Stephen Curry got back to dropping deep shots, chomping on that mouthpiece and even barking at LeBron James.
Not himself through the first three games of the NBA Finals, Curry arrived in Game 4 — just in time — and pushed the Golden State Warriors within one win of making more history in this season of seasons.
Curry found his long-range touch and scored 38 points, Klay Thompson added 25 and the Warriors beat the Cleveland Cavaliers 108-97 on Friday night.
Curry had scored just 48 total points in the first three games, but the two-time league MVP made seven 3-pointers and Thompson, his Splash Brother, drained four 3s as the Warriors took a 3-1 lead in the series.
Golden State, which made history with a 73-win regular season, can become the seventh franchise to win consecutive titles with a victory in Game 5 on Monday night at rip-roaring Oracle Arena, where they won the first two games by a combined 48 points.
"We answered the bell," said Curry, who displayed the skills that have made him one of the world's best players. "We got back to who we are as a team."
Coach Steve Kerr wasn't surprised by Curry's comeback.
"He's Stephen Curry," Kerr said. "He's the MVP for a reason."
After blowing out the Warriors by 30 in Game 3, the Cavaliers had a chance to even the series. However, LeBron James and Co. didn't enough to contain Curry, Thompson or Harrison Barnes, who made four 3s and added 14 points.
The Warriors set an NBA Finals record with 17 3-pointers.
"They got going," Kerr said. "Sooner or later it's going to happen. You can't keep guys like that down forever. The law of averages took over."
Kyrie Irving scored 34 points for the Cavs, who will need much more in Game 5 or they'll finish as runner-up to the Warriors for the second year in a row.
James added 25 points, 13 rebounds and nine assists, but the superstar also had seven turnovers and was too passive at times.

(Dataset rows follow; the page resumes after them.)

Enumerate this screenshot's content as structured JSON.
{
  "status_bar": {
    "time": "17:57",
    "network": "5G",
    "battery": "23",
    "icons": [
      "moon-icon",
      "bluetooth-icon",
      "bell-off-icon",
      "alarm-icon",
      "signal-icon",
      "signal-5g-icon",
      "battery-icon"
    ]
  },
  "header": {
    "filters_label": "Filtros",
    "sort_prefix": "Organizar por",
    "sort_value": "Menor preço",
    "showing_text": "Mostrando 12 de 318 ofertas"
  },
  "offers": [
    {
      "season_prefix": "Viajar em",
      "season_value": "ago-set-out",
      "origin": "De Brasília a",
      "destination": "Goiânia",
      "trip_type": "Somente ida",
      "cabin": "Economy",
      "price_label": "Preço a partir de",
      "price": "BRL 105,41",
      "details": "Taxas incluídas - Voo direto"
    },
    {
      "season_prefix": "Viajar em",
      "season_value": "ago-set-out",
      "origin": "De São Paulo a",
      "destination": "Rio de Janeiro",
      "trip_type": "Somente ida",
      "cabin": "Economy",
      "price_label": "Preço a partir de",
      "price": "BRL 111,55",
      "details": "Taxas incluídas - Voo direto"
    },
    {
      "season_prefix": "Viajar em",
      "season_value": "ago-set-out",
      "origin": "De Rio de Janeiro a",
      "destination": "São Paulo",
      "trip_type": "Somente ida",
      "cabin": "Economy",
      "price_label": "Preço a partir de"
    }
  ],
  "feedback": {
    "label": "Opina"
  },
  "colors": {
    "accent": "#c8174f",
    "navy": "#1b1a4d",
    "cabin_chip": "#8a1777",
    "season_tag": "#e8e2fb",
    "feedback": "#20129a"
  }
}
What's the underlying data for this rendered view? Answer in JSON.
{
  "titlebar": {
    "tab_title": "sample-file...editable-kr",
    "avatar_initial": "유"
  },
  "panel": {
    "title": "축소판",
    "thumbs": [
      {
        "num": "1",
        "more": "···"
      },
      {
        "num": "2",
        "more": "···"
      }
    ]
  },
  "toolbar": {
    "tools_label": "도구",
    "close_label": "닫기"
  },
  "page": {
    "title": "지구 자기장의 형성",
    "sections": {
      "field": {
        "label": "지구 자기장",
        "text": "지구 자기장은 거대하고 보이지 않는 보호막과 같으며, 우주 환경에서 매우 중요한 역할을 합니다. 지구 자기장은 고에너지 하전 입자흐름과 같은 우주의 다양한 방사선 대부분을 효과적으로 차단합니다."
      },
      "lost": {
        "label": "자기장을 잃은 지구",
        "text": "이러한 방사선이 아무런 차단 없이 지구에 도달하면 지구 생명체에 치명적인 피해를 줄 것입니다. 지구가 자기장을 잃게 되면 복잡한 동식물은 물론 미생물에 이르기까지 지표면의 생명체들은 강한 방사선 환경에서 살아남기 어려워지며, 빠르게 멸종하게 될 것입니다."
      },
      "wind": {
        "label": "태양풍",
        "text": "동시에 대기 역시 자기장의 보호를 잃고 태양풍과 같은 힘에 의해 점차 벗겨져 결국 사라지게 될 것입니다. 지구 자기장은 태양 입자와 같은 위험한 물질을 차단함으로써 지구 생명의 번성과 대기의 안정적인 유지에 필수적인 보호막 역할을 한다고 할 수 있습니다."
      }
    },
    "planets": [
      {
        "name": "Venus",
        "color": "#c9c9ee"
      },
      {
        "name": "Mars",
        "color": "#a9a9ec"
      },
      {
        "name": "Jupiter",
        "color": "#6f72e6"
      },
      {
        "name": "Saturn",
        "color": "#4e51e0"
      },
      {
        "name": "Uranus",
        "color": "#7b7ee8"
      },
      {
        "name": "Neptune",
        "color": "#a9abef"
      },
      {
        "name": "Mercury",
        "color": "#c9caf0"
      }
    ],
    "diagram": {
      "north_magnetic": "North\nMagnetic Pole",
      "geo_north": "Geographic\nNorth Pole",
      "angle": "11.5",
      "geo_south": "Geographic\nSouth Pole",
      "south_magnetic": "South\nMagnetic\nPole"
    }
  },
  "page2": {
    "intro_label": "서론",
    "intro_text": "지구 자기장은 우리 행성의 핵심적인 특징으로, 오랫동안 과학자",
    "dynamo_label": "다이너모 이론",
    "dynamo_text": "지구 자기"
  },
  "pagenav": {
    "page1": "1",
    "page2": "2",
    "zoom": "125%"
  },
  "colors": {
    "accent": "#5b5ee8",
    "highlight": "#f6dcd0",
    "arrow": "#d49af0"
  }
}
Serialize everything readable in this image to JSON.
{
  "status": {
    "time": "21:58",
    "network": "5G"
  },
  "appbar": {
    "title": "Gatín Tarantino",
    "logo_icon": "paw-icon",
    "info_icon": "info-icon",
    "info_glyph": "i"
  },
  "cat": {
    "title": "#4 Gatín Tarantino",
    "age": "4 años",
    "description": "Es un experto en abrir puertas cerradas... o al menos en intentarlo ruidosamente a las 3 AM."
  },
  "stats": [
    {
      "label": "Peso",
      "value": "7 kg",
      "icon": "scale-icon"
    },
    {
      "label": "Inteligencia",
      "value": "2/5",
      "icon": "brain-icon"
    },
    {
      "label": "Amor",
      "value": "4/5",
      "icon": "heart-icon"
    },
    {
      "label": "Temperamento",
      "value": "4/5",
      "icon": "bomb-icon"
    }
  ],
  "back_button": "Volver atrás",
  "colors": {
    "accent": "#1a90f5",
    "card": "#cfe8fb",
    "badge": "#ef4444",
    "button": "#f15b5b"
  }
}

Kevin Love returned to the lineup after missing Game 3 with a concussion and added 11 points off the bench.
Cleveland, which came in 8-0 at home in the playoffs, went 6:36 without a field goal in the fourth quarter, the kind of scoring drought no team can afford against the potent Warriors.
"A lot less breakdowns than what we had last game," Curry said. "We checked the 3-point line and it was just all-around communication, toughness and effort."
With Golden State leading 88-84, Curry got loose for a backdoor layup and Barnes followed with a dagger 3-pointer, deflating a crowd of 20,000-plus fans clinging to hope that this would be the year Cleveland would win its first pro sports championship since 1964.
But this seems to be the Warriors' year — from start to finish.
Off the mark in the first three games, the Splash Brothers found the pool in the third quarter.
Thompson made four 3-pointers and Curry knocked down three from behind the arc as the pair combined for 19 of Golden State's 29 points in the period. Their arrival was a welcomed relief for the Warriors, who had managed to bury the Cavs in the first two games despite minimal production from their two stars.
But with Golden State's golden season being threatened again, Curry and Thompson stepped up the way they did in the Western Conference finals.
When James was introduced before the game, he went through his usual handshake ritual with his teammates before telling Irving, "Be special."
The point guard was terrific, but Curry and Thompson were just better.
Unlike in Game 3, when they fell into an early hole and never recovered, the Warriors came out strong and stayed step for step with the Cavaliers.
Curry made three 3-pointers in the first half, with his last one giving Golden State a three-point lead. With the Warriors up 42-41, Curry drove to the basket but had his shot blocked by Irving, sending Cleveland's bench and crowd into a frenzy.
The Cavs closed the half with an 8-2 run highlighted by Tristan Thompson dribbling in circles before making a turnaround jump shot from the corner, not the shot the Cavs were looking for but were happy to accept.